Assignment –
Please return each entry that follows exactly as written, and keep the pictures out.

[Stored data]
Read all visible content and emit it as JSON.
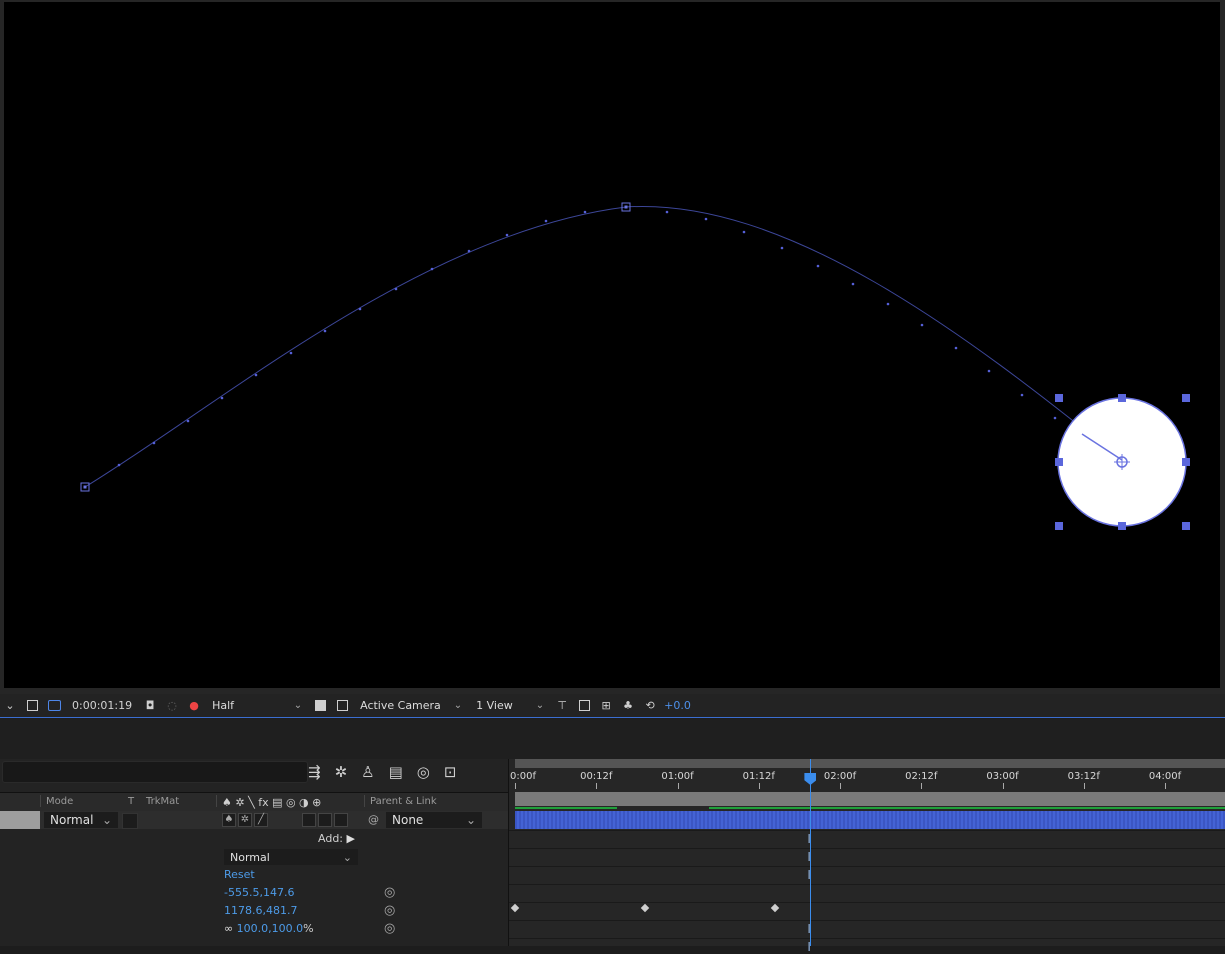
{
  "toolbar": {
    "timecode": "0:00:01:19",
    "resolution": "Half",
    "camera": "Active Camera",
    "views": "1 View",
    "exposure": "+0.0"
  },
  "timeline": {
    "columns": {
      "mode": "Mode",
      "t": "T",
      "trkmat": "TrkMat",
      "parent": "Parent & Link"
    },
    "layer": {
      "mode": "Normal",
      "parent": "None"
    },
    "add_label": "Add:",
    "properties": {
      "blend_mode": "Normal",
      "reset": "Reset",
      "anchor_point": "-555.5,147.6",
      "position": "1178.6,481.7",
      "scale": "100.0,100.0",
      "scale_unit": "%"
    },
    "ruler": {
      "ticks": [
        "0:00f",
        "00:12f",
        "01:00f",
        "01:12f",
        "02:00f",
        "02:12f",
        "03:00f",
        "03:12f",
        "04:00f"
      ],
      "current_frame_position": 0.412
    },
    "keyframes_position_row": [
      0.0,
      0.125,
      0.25
    ]
  },
  "colors": {
    "accent": "#4d8fe8",
    "path": "#4a56c8",
    "layer_bar": "#4463d6",
    "circle_fill": "#ffffff"
  }
}
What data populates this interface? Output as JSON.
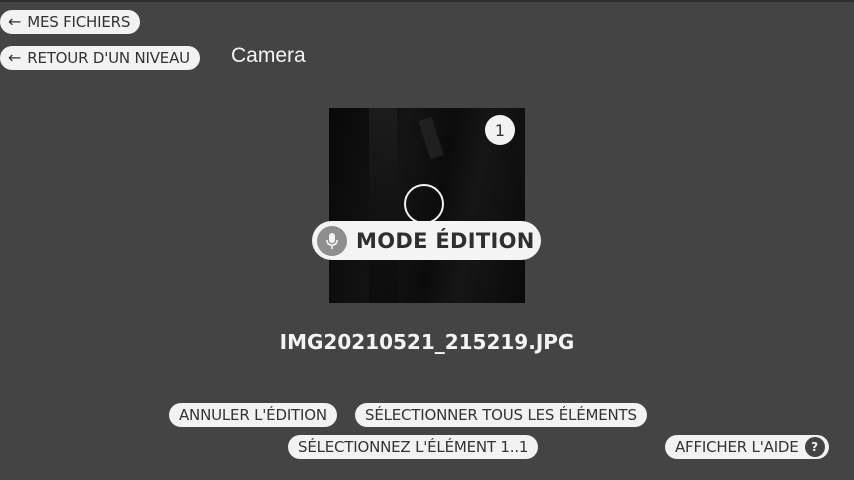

Exercise solution –
Read all visible content and emit it as JSON.
{
  "toolbar": {
    "timecode": "0:00:01:19",
    "resolution": "Half",
    "camera": "Active Camera",
    "views": "1 View",
    "exposure": "+0.0"
  },
  "timeline": {
    "columns": {
      "mode": "Mode",
      "t": "T",
      "trkmat": "TrkMat",
      "parent": "Parent & Link"
    },
    "layer": {
      "mode": "Normal",
      "parent": "None"
    },
    "add_label": "Add:",
    "properties": {
      "blend_mode": "Normal",
      "reset": "Reset",
      "anchor_point": "-555.5,147.6",
      "position": "1178.6,481.7",
      "scale": "100.0,100.0",
      "scale_unit": "%"
    },
    "ruler": {
      "ticks": [
        "0:00f",
        "00:12f",
        "01:00f",
        "01:12f",
        "02:00f",
        "02:12f",
        "03:00f",
        "03:12f",
        "04:00f"
      ],
      "current_frame_position": 0.412
    },
    "keyframes_position_row": [
      0.0,
      0.125,
      0.25
    ]
  },
  "colors": {
    "accent": "#4d8fe8",
    "path": "#4a56c8",
    "layer_bar": "#4463d6",
    "circle_fill": "#ffffff"
  }
}
What data populates this interface? Output as JSON.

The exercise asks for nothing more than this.